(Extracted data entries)
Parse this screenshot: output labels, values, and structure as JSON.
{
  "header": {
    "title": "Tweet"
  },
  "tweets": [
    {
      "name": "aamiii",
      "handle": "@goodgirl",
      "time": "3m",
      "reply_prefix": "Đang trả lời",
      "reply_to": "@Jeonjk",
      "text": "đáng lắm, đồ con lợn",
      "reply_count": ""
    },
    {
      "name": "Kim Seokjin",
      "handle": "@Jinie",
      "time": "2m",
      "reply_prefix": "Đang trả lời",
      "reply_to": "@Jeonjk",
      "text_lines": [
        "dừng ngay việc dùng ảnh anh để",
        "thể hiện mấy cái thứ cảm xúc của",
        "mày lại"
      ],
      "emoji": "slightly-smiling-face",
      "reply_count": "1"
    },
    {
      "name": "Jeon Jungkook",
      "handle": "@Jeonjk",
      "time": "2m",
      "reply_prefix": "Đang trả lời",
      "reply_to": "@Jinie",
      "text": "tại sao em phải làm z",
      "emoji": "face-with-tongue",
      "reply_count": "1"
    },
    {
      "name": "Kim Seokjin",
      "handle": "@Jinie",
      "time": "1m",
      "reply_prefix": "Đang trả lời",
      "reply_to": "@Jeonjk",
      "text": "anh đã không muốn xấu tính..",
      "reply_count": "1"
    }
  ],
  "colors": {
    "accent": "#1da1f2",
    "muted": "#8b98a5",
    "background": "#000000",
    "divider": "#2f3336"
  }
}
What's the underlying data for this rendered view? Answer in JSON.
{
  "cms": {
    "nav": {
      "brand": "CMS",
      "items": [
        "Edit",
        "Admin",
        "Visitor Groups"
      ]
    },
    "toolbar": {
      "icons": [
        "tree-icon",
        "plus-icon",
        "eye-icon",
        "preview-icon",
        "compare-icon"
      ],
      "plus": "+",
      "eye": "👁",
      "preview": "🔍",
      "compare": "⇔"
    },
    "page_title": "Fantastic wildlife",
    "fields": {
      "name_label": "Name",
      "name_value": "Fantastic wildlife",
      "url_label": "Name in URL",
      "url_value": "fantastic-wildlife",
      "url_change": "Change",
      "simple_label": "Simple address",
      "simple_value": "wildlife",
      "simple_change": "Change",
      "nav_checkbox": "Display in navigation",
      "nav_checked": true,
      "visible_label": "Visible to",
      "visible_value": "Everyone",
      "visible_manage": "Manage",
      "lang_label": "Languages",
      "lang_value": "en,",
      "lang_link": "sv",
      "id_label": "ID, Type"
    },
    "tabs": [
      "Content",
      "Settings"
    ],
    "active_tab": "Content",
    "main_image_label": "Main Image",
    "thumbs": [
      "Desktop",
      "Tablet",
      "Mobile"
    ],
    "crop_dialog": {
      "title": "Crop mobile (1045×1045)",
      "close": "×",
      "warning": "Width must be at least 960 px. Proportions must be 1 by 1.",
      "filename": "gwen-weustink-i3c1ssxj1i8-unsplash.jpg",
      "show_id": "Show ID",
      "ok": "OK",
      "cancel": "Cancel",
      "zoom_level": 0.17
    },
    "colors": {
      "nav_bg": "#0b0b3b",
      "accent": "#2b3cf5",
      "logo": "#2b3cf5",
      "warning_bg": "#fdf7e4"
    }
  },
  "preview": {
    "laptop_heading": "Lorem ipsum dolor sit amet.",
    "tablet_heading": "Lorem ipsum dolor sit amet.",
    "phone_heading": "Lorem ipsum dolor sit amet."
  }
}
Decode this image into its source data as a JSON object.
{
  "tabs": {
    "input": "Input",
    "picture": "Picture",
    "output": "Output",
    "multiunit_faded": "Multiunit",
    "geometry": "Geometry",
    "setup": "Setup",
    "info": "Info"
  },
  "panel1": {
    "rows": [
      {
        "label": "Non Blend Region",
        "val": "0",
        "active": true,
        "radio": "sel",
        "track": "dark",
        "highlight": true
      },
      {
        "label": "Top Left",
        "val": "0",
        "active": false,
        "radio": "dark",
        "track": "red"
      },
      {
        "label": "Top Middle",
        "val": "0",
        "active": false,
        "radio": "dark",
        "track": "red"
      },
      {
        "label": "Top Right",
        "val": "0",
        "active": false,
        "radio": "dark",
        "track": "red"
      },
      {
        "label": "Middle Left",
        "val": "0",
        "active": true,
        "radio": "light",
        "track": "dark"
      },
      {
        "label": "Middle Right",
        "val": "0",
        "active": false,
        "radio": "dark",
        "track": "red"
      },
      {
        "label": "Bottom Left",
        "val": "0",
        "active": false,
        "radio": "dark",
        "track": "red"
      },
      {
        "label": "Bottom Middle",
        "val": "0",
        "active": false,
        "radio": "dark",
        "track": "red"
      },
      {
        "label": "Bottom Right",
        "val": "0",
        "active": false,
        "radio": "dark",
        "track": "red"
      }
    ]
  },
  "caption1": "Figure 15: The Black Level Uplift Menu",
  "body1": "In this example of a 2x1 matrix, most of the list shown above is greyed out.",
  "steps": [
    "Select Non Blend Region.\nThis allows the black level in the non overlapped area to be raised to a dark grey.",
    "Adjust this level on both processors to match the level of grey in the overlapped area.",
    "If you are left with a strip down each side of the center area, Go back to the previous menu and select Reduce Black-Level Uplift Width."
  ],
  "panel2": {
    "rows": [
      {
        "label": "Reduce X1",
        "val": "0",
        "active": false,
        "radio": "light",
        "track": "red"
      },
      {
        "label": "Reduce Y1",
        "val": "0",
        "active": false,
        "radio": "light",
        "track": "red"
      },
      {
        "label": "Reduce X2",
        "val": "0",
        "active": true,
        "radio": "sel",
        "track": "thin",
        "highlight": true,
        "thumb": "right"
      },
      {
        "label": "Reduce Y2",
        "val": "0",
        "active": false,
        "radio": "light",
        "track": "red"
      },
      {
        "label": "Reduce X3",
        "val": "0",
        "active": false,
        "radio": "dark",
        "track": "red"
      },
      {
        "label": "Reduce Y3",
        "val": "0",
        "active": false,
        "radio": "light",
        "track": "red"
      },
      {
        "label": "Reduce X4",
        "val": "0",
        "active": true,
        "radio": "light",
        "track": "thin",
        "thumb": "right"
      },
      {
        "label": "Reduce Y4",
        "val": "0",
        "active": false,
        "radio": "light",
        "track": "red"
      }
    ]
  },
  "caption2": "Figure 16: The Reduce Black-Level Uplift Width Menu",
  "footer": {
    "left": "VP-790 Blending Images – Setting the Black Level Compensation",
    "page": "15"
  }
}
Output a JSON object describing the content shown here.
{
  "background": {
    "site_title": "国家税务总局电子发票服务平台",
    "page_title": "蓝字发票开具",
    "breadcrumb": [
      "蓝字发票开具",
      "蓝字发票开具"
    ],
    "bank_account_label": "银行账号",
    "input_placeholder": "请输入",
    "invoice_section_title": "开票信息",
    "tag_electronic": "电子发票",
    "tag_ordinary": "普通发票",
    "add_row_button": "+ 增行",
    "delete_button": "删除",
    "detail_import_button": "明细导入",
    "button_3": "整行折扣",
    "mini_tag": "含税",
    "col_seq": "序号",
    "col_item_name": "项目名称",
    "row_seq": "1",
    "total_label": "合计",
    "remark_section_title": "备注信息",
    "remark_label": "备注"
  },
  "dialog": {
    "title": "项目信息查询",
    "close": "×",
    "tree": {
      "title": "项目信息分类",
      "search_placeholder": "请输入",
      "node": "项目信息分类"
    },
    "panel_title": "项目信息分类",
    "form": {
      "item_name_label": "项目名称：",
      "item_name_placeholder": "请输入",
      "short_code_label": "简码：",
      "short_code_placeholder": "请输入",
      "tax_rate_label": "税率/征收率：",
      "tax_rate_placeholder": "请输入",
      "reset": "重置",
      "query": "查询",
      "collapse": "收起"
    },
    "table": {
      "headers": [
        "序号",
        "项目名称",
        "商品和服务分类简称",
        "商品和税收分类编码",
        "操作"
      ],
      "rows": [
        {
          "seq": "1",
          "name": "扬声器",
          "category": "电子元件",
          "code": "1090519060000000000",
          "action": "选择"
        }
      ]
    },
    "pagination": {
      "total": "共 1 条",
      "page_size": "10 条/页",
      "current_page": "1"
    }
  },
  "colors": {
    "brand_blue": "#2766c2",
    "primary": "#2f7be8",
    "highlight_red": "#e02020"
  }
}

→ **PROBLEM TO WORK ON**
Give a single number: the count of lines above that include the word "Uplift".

→ **SOLUTION TO THE PROBLEM**
3